And the rest of the country does their part and watches SEC football in masse, and in turn does their due diligence in providing a marketing forum that is able to prop up the entire mall jewelry business in this country (is anyone else a little worn down by the endless barrage of the roulette wheel of Kay, Zales, and Jared commercials beat into our heads as the football season trudges on and we march toward Christmas?). I’m aware that Dr. Quinn Medicine Woman has to earn a living now that her show is off the air, but after seeing this week’s 15th incarnation of the open heart collection necklaces during timeout breaks, my heart is no more open to making a purchase of one of Jane Seymour’s precious designs.
Beyond just the exported brand and advertising, the players themselves have proved to be the cream of the crop in amateur athletics. NFL General Manager’s like the Buffalo Bills’ Buddy Nix devote a majority of their team’s scouting resources to the South over other areas of the country. His reasoning was further expressed when he was prompted at a pre-NFL draft press conference to comment on why the SEC produces such dominant defensive players and stated:
“I don’t know that I can answer that except that football is a way of life down there. Where you get a guy, let’s just go back to high school quickly. In some areas you got four coaches in the high school that teach class all day and they don’t make a lot of money. Then you go down South and you’ll have 12 coaches. None of them teach and they make good money and get a good car once a year to drive. It’s whatever your priority is.”
Over 50% of ESPNU’s 2013 Top 150 High School Football Players were from the Southeast this year (despite the fact the Southeast only makes up about 25% of the population of the U.S.). For the past half-decade players coming from Southeastern Conference schools have overwhelmingly populated the first round of the NFL Draft over players from other conferences. Last year, the SEC had 10 first-rounders, where the Big Ten and Big 12 conferences had 8 first-rounders combined. In the 2011 draft, five of the first 6 players drafted came from the SEC.
An SEC team is poised to win its historic 7th straight football national championship for the conference this coming January, with Alabama being heavily favored over Notre Dame in the 2013 BCS National Championship game.

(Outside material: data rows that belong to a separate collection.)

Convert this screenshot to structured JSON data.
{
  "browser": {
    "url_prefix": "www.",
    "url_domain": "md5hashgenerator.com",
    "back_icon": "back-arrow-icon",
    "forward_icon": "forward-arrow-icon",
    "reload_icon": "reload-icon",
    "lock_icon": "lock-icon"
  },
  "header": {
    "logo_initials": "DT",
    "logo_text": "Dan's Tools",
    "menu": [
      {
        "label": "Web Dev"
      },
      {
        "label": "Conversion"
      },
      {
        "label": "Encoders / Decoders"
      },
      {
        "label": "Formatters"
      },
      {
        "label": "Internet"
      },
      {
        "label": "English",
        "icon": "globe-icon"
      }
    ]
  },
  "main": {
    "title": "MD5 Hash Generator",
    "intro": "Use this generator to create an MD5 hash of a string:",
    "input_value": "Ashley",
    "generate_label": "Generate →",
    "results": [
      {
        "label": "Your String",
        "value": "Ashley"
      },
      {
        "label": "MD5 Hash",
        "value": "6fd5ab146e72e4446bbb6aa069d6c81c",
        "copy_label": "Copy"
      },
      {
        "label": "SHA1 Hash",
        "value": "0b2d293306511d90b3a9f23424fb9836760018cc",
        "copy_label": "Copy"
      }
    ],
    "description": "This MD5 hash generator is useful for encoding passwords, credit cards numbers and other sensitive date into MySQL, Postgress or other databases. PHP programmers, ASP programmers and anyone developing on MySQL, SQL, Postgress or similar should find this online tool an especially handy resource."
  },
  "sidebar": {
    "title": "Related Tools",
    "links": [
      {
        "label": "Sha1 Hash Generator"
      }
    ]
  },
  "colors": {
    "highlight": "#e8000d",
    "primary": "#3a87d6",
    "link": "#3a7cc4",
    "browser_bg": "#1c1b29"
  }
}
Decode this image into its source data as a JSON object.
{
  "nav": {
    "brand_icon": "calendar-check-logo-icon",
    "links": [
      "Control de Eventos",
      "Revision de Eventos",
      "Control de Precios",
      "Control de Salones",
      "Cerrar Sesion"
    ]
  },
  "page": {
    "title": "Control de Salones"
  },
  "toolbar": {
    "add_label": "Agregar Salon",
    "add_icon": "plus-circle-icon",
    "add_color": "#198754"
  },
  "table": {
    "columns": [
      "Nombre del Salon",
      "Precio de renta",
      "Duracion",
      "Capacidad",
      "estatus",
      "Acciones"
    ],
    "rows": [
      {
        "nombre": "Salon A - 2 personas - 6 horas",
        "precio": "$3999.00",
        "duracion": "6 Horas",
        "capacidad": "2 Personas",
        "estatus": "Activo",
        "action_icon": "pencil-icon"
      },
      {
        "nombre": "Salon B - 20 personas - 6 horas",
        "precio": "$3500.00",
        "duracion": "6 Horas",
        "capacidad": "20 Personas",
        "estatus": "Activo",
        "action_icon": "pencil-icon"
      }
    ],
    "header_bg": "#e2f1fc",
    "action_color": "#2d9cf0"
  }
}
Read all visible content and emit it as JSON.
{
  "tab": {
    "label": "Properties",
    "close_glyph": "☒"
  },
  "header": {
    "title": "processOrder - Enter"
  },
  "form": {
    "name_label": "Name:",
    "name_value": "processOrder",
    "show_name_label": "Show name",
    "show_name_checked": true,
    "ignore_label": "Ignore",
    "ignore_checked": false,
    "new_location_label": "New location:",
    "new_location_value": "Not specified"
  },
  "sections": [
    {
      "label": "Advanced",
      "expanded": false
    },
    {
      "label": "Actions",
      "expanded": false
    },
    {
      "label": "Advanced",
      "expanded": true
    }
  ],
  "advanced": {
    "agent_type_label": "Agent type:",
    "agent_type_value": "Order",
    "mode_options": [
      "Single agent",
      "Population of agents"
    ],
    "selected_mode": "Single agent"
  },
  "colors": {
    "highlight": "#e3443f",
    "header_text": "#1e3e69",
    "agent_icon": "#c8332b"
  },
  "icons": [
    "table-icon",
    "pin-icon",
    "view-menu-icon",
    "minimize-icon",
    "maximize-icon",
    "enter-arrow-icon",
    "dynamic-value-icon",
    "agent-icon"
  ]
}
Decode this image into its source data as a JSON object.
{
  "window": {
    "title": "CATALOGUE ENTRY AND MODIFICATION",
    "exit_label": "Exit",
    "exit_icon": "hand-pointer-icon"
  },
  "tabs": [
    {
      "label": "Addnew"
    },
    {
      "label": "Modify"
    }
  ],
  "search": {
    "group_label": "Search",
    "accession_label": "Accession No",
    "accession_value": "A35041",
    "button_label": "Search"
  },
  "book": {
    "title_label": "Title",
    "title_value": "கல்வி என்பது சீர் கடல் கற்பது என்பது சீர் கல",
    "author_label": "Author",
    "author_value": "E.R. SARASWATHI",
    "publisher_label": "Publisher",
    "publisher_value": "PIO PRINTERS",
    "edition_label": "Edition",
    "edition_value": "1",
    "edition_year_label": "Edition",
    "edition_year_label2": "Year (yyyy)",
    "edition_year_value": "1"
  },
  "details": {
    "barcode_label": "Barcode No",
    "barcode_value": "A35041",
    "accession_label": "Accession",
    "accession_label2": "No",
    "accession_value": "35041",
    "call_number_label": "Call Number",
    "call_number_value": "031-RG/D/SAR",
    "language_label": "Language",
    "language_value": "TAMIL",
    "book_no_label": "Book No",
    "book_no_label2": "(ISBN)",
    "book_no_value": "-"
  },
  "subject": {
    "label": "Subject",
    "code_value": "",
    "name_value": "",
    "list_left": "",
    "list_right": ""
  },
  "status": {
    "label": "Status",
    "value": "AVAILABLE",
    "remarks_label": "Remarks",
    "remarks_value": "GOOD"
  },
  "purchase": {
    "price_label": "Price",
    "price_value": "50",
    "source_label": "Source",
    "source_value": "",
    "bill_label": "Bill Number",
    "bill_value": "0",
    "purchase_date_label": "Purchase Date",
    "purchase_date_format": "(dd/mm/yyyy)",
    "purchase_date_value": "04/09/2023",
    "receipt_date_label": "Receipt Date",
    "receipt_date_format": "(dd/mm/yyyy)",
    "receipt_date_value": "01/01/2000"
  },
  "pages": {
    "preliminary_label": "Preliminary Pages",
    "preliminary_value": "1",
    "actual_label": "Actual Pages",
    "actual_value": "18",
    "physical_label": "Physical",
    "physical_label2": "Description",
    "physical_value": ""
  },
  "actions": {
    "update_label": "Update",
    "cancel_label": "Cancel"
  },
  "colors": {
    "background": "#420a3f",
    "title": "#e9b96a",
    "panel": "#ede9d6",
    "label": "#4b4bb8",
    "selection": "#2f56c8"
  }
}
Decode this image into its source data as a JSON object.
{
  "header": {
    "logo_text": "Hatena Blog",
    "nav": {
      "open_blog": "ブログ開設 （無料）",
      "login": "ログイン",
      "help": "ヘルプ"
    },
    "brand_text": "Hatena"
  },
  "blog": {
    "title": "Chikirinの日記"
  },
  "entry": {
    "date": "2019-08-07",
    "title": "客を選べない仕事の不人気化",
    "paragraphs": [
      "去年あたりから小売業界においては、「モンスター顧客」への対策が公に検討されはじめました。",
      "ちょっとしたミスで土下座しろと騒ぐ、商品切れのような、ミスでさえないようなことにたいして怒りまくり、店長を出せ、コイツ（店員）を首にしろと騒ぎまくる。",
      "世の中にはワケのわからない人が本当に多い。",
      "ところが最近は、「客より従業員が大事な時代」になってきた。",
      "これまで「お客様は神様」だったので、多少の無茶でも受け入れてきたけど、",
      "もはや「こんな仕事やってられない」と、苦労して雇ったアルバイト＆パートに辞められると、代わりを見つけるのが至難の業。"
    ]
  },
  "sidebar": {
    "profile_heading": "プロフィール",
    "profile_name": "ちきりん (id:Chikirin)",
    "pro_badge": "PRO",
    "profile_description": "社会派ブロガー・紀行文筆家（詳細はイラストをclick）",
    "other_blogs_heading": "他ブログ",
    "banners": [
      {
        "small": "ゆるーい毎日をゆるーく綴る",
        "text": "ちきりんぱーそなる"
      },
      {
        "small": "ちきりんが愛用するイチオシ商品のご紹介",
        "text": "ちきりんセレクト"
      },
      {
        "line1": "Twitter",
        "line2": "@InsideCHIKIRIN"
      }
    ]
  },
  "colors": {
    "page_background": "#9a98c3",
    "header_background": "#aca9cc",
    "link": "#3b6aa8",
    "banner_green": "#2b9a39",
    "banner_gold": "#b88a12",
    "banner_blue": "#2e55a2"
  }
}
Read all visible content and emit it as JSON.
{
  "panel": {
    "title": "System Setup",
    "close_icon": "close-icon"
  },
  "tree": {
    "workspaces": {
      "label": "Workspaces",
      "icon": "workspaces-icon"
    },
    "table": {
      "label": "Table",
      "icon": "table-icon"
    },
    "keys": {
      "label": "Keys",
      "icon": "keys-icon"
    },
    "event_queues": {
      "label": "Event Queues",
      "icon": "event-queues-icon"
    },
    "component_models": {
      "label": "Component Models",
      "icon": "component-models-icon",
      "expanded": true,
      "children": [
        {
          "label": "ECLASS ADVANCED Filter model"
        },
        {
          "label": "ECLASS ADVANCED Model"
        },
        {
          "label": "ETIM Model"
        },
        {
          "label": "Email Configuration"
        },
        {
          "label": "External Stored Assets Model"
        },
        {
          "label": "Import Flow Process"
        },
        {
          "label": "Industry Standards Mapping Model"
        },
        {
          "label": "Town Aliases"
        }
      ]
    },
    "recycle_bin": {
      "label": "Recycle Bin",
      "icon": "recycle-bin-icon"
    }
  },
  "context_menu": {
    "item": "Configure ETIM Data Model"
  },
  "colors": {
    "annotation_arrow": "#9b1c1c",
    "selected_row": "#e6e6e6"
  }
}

So perhaps the southerners’ reverence for the SEC and insistence on broadcasting its greatness is justified.
But the larger theme than even just the success of southern football, and the provincial pride around it, is the incredible role that football plays in this particular society and for the country at large.
As writer Jason Whitlock starkly stated last week in the aftermath of the Jovan Belcher murder-suicide tragedy in Kansas City and in response to the “the game most must go on” mentality from the NFL, “Football is our god [in this country].”
And in no place is football (at least the college derivation) more worshipped than in the South.
It is easy to bear witness in the South, or any region for that matter, the transformative power of this game with the silly shaped ball and it’s ability to bridge ideological chasms, unite across racial divides, and heal personal differences within communities even if it’s just for 3 hour intervals at a time on any given autumn Saturday.
However, in a region that has fought hard to conserve traditions and Christian philosophy within the public domain, I am reminded of that commandment “thou shalt not bear false witness” and the corresponding message that “thou shalt not worship false idols.” Football maintains an important role in this culture, but its purpose and cultural meaning need always remain greater than the game itself.